Brief> The answer should be a faithful retyping of the records that follow, pictures excluded.

Dataset records>
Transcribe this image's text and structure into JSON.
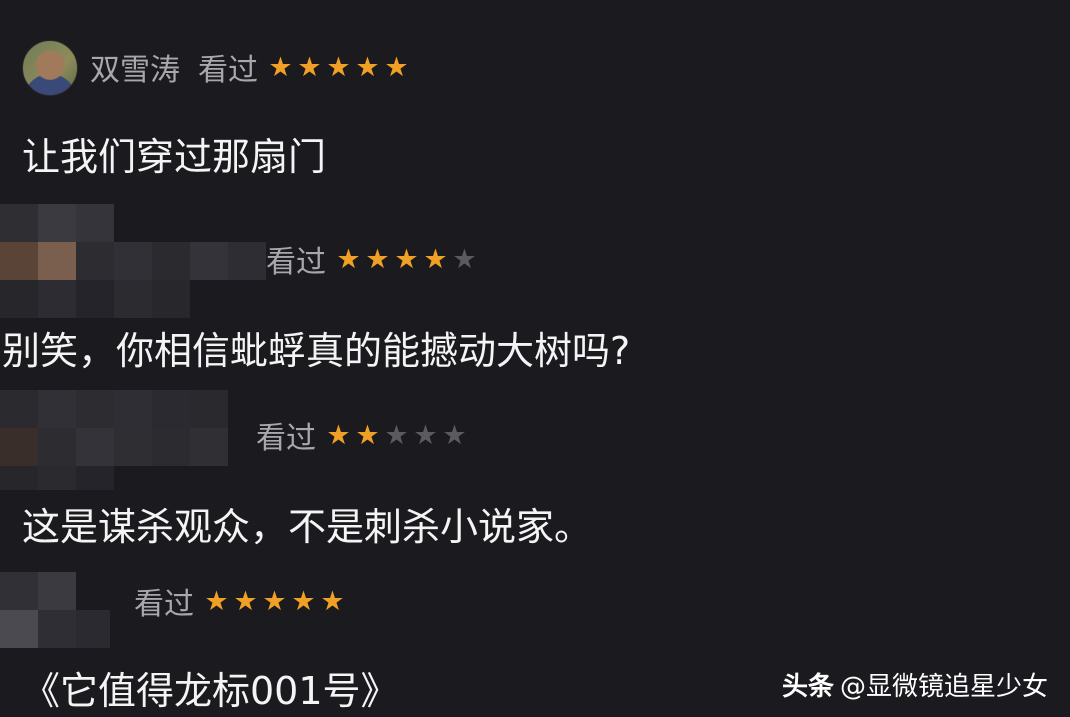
{
  "reviews": [
    {
      "username": "双雪涛",
      "status": "看过",
      "rating": 5,
      "max_rating": 5,
      "comment": "让我们穿过那扇门",
      "avatar": "user-photo"
    },
    {
      "username": "",
      "status": "看过",
      "rating": 4,
      "max_rating": 5,
      "comment": "别笑，你相信蚍蜉真的能撼动大树吗?",
      "avatar": "pixelated"
    },
    {
      "username": "",
      "status": "看过",
      "rating": 2,
      "max_rating": 5,
      "comment": "这是谋杀观众，不是刺杀小说家。",
      "avatar": "pixelated"
    },
    {
      "username": "",
      "status": "看过",
      "rating": 5,
      "max_rating": 5,
      "comment": "《它值得龙标001号》",
      "avatar": "pixelated"
    }
  ],
  "watermark": {
    "brand": "头条",
    "handle": "@显微镜追星少女"
  },
  "colors": {
    "background": "#1b1b1f",
    "star_on": "#f0a024",
    "star_off": "#5a5a60",
    "meta_text": "#a8a8ac",
    "comment_text": "#f4f4f4"
  }
}
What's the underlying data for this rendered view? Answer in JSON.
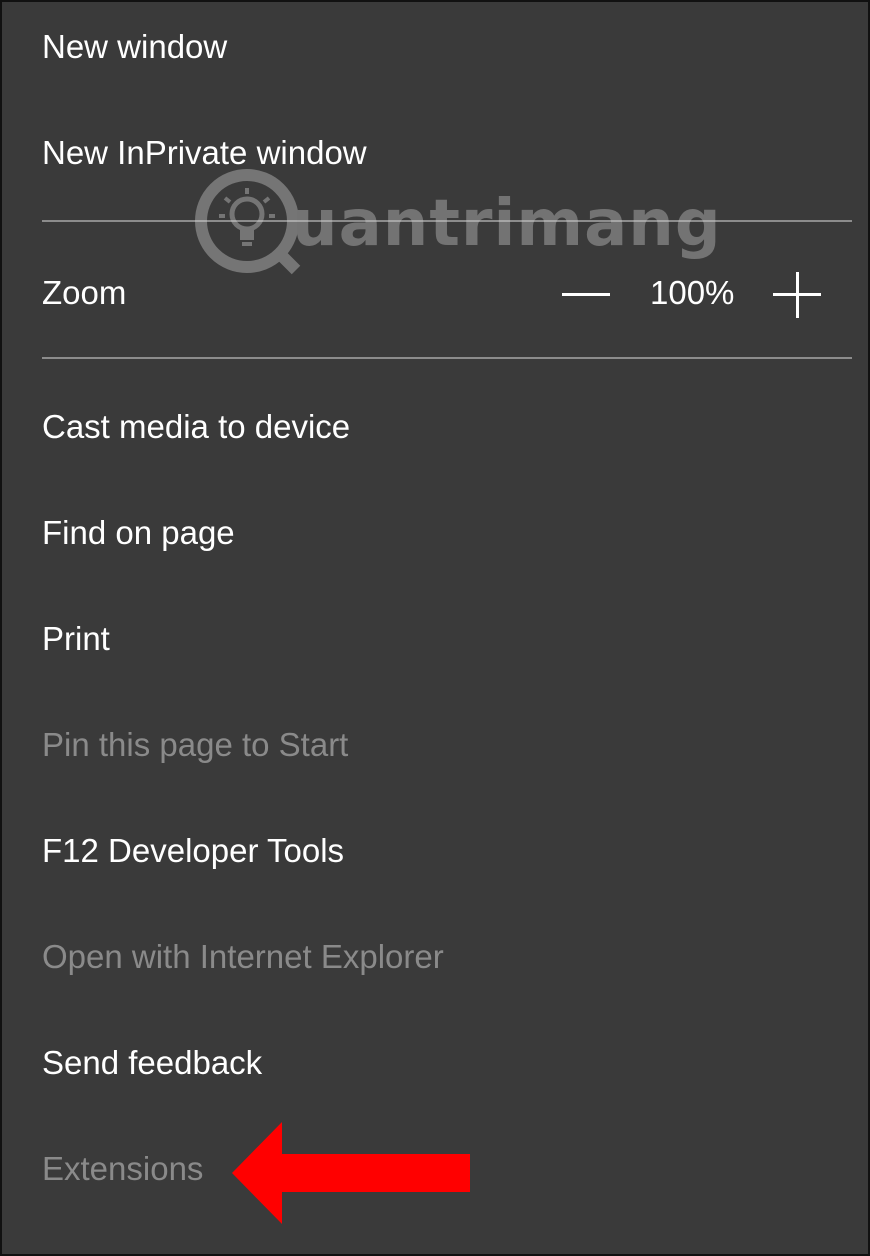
{
  "menu": {
    "items_top": [
      {
        "label": "New window",
        "enabled": true
      },
      {
        "label": "New InPrivate window",
        "enabled": true
      }
    ],
    "zoom": {
      "label": "Zoom",
      "value": "100%",
      "decrease_icon": "minus-icon",
      "increase_icon": "plus-icon"
    },
    "items_bottom": [
      {
        "label": "Cast media to device",
        "enabled": true
      },
      {
        "label": "Find on page",
        "enabled": true
      },
      {
        "label": "Print",
        "enabled": true
      },
      {
        "label": "Pin this page to Start",
        "enabled": false
      },
      {
        "label": "F12 Developer Tools",
        "enabled": true
      },
      {
        "label": "Open with Internet Explorer",
        "enabled": false
      },
      {
        "label": "Send feedback",
        "enabled": true
      },
      {
        "label": "Extensions",
        "enabled": false
      }
    ]
  },
  "watermark": {
    "text": "uantrimang",
    "icon": "lightbulb-logo-icon"
  },
  "annotation": {
    "icon": "red-arrow-icon",
    "color": "#ff0000"
  },
  "colors": {
    "menu_background": "#3a3a3a",
    "enabled_text": "#ffffff",
    "disabled_text": "#8a8a8a",
    "divider": "#8c8c8c"
  }
}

Task answer>
Transcribe this image's text and structure into JSON.
{
  "reviews": [
    {
      "username": "双雪涛",
      "status": "看过",
      "rating": 5,
      "max_rating": 5,
      "comment": "让我们穿过那扇门",
      "avatar": "user-photo"
    },
    {
      "username": "",
      "status": "看过",
      "rating": 4,
      "max_rating": 5,
      "comment": "别笑，你相信蚍蜉真的能撼动大树吗?",
      "avatar": "pixelated"
    },
    {
      "username": "",
      "status": "看过",
      "rating": 2,
      "max_rating": 5,
      "comment": "这是谋杀观众，不是刺杀小说家。",
      "avatar": "pixelated"
    },
    {
      "username": "",
      "status": "看过",
      "rating": 5,
      "max_rating": 5,
      "comment": "《它值得龙标001号》",
      "avatar": "pixelated"
    }
  ],
  "watermark": {
    "brand": "头条",
    "handle": "@显微镜追星少女"
  },
  "colors": {
    "background": "#1b1b1f",
    "star_on": "#f0a024",
    "star_off": "#5a5a60",
    "meta_text": "#a8a8ac",
    "comment_text": "#f4f4f4"
  }
}
What's the underlying data for this rendered view? Answer in JSON.
{
  "menu": {
    "items_top": [
      {
        "label": "New window",
        "enabled": true
      },
      {
        "label": "New InPrivate window",
        "enabled": true
      }
    ],
    "zoom": {
      "label": "Zoom",
      "value": "100%",
      "decrease_icon": "minus-icon",
      "increase_icon": "plus-icon"
    },
    "items_bottom": [
      {
        "label": "Cast media to device",
        "enabled": true
      },
      {
        "label": "Find on page",
        "enabled": true
      },
      {
        "label": "Print",
        "enabled": true
      },
      {
        "label": "Pin this page to Start",
        "enabled": false
      },
      {
        "label": "F12 Developer Tools",
        "enabled": true
      },
      {
        "label": "Open with Internet Explorer",
        "enabled": false
      },
      {
        "label": "Send feedback",
        "enabled": true
      },
      {
        "label": "Extensions",
        "enabled": false
      }
    ]
  },
  "watermark": {
    "text": "uantrimang",
    "icon": "lightbulb-logo-icon"
  },
  "annotation": {
    "icon": "red-arrow-icon",
    "color": "#ff0000"
  },
  "colors": {
    "menu_background": "#3a3a3a",
    "enabled_text": "#ffffff",
    "disabled_text": "#8a8a8a",
    "divider": "#8c8c8c"
  }
}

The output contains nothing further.